(TASK DETAILS)
Among the lines of the records, please find those that contain the word "this" and copy them.

______________________________

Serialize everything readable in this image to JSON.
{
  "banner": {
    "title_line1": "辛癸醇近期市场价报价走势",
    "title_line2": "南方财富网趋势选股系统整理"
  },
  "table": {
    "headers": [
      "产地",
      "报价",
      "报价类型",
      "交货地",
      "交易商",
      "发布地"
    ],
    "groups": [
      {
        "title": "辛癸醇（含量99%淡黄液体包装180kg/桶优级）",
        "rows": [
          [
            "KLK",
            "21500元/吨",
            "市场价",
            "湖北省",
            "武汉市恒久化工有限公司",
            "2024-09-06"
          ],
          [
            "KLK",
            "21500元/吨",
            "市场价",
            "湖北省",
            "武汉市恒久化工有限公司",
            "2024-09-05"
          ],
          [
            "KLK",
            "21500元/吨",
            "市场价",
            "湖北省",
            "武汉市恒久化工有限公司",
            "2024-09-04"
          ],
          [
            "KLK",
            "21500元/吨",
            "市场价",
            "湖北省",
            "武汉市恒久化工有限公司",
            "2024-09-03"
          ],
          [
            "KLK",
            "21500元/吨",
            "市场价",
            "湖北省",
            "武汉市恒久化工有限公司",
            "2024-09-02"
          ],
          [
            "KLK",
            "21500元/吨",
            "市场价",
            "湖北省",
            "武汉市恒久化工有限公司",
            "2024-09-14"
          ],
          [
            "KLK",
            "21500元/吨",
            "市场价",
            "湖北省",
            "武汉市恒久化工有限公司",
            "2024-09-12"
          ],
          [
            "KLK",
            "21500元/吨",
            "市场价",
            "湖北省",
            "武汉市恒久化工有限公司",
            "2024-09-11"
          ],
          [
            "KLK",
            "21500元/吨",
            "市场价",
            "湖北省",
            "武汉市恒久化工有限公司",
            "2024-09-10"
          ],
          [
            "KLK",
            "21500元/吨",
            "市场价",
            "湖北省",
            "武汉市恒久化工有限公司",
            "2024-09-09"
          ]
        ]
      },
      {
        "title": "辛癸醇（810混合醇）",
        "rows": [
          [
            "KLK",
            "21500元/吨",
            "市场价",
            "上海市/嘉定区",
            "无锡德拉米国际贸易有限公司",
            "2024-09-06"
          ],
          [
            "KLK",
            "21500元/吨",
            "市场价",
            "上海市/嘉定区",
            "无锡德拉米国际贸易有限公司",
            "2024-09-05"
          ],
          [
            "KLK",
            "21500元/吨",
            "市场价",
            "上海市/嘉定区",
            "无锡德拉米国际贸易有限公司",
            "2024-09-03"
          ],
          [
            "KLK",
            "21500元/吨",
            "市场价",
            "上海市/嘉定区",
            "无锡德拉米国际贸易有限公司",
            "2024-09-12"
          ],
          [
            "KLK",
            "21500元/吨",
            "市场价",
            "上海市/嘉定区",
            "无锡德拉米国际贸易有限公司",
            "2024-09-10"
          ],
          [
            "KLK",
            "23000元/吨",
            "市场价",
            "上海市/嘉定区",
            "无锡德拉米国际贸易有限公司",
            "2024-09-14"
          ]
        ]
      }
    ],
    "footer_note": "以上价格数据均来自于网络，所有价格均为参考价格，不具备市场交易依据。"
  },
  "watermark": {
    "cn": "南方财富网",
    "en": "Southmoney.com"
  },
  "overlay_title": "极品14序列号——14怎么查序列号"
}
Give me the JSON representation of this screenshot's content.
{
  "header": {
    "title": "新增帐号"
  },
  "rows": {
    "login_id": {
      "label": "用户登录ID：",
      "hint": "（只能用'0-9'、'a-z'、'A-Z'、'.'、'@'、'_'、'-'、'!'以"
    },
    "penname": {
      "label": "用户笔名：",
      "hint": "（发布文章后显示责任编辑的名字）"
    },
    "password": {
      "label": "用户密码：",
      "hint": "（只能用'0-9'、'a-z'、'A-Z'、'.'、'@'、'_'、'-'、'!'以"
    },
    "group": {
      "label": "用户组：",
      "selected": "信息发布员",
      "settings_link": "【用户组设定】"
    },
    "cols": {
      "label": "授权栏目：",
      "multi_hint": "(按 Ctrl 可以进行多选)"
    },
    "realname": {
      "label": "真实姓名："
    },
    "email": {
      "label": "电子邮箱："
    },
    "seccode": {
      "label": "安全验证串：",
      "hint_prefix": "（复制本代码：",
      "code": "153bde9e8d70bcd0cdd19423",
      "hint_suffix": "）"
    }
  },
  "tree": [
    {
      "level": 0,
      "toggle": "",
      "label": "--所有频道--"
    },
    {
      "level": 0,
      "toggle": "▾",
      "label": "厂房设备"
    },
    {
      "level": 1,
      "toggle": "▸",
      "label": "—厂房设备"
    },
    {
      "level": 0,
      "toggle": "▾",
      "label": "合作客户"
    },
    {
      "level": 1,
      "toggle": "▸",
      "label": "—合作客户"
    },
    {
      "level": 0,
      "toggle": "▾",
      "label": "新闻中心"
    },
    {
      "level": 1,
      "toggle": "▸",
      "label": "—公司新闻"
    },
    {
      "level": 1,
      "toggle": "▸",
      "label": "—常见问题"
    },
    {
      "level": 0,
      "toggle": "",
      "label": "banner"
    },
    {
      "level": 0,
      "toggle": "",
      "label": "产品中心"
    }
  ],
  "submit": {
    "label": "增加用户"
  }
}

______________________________

(ANSWER SECTION)
Serialize everything readable in this image to JSON.
Give me the JSON representation of this screenshot's content.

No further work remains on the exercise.